How Probate Works
Probate is a court proceeding, but it’s not like the ones you see in the movies with a Plaintiff and a Defendant yelling “Objection!” or whipping their arm up to display evidence while the jury gasps.
There are no plaintiffs, no defendants, and no jury. Probate is an administrative proceeding in which lawyers prepare documents called “pleadings” or “probate forms” and submit them to a judge. There is a single court date in which the judge reviews the pleadings and signs a court order appointing a representative to administer the Decedent’s assets. This process is called “opening the estate.”
While you don’t have to go into court (that’s what we do for you), you are responsible for all of the estate administration. So what does it mean to administer an estate? An estate is made up of assets, and an “asset” is literally anything the Decedent owned when they died. Assets include everything from boxes of photographs to bank accounts, savings bonds, vehicles, real estate and more.

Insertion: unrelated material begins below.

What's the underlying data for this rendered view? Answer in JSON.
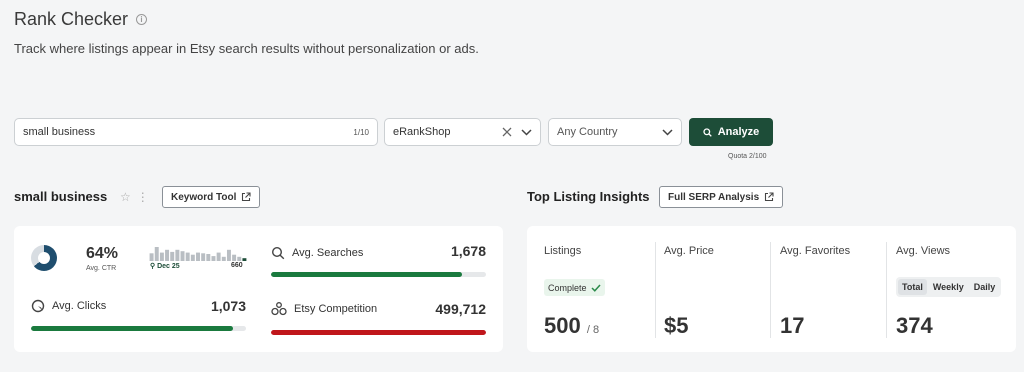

About Estate & Probate Administration
The process of administration is as follows:
- First, the court-appointed representative must create an inventory of assets and note the value on the date of death.
- Second, the representative must create a list of all claims against the estate. Anyone the Decedent owes money to (credit card companies, school loans, anyone who paid for final expenses) is a liability of the estate called a “Claim.” Most creditors have 6 months to notify the administrator that they are owed money, but any claimant that is known to the administrator (e.g. the IRS, final nursing home bill) must be affirmatively notified, and is automatically a beneficiary of the estate.
- Third, the representative must marshal all the property listed in the inventory. This may mean evicting tenants, changing locks, getting a storage unit, or liquidating property and consolidating the proceeds into an estate bank account. This is generally done in the first 6-10 months of the probate estate being opened.
- Fourth, the representative must prepare an accounting of the estate. The accounting will list the inventory, the receipts, the claims, and any disbursements.
- Finally, the representative may distribute the remaining property to the estate heirs (or legatees if there is a will), in accordance with Illinois law.
When administration is complete, your attorney will return to court to close the estate.
Your probate attorney is there to help you every step of the way, giving you detailed instructions on how to carry all of these tasks out.
If you would like more information about what is involved in the probate process, contact us here or call us for a free 15-minute consultation.